 I say let it go because these situations will occur more frequently throughout our career than we would like.  We can’t get upset and allow ourselves to be stressed every time it happens.  Instead we should use it as a learning experience.  We learn by knowing who not to talk to about certain things, who to speak with on a strictly professional basis, who to stay away from…etc.  Every time I feel betrayed by somebody I have to take a step back and replay the whole situation.  Usually it’s innocent.  Most people don’t realize what they’ve said could bring negative consequences to somebody else, or we don’t say “please don’t repeat this but” things just have a way of getting away from us.  As I said, we’ve done it to others just as they’ve done it to us.  We shouldn’t feel betrayed.  A part of being a follower is maintaining a certain level of discipline no matter what comes our way.  We are not the organization, but a part of the organization, we are not in charge but subordinate to somebody else.  So for us to cause tension or make a scene because we feel betrayed is disrespecting the organization and the people that are leading us. 

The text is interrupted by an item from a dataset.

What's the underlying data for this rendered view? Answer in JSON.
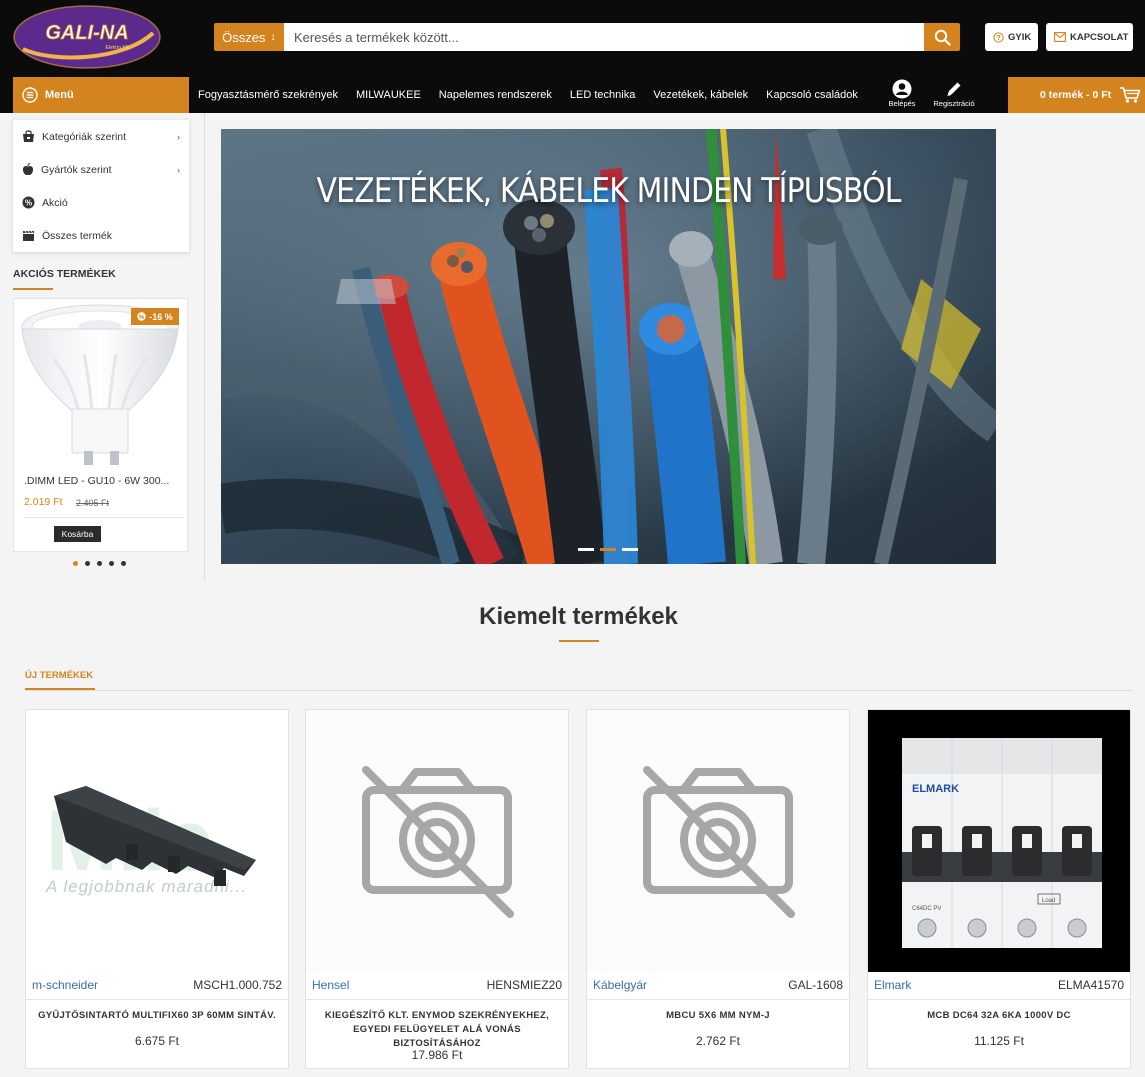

In the Bible God says that what you do to the least of these you do to me, and what you don’t do to the least of these you don’t do to me.  It’s the same in an organization, if somebody lies on you then they’re lying on the organization, but if they are pointing out a flaw then that’s a flaw in the organization.  We cannot carry ourselves as an individual when involved in something bigger than ourselves.  We must see the bigger picture always.  If somebody went behind our back and it was true then that is good for the collective.  I know this is easier said than done, and I probably wouldn’t want to look at it this way if I was the person going through this.  But it is a lesson that we must learn.  We were hired to do a specific role in an organization with a certain vision.  If we can’t live up to the role or if it comes out that we’re not living up to the role then the part that we play is in jeopardy of failing, which completely contradicts the purpose of us being there.  This must be exposed, so that the problem can be fixed.  We can’t take it personally. 
The only thing we can do to combat this is to be blameless.  As I said we must do what we know to do so that if somebody stabs us in the back we are doing what we’re supposed to be doing and it shows.  We as followers need to always have proof that we’re doing our job to the standard that was established prior to us showing up, or even at a higher standard than was established.  We must make ourselves a valuable part of our organization so that if somebody says something bad about us, it’ll be looked at by our leaders as a misunderstanding instead of a fact.  We need to remove any future doubt by our present work.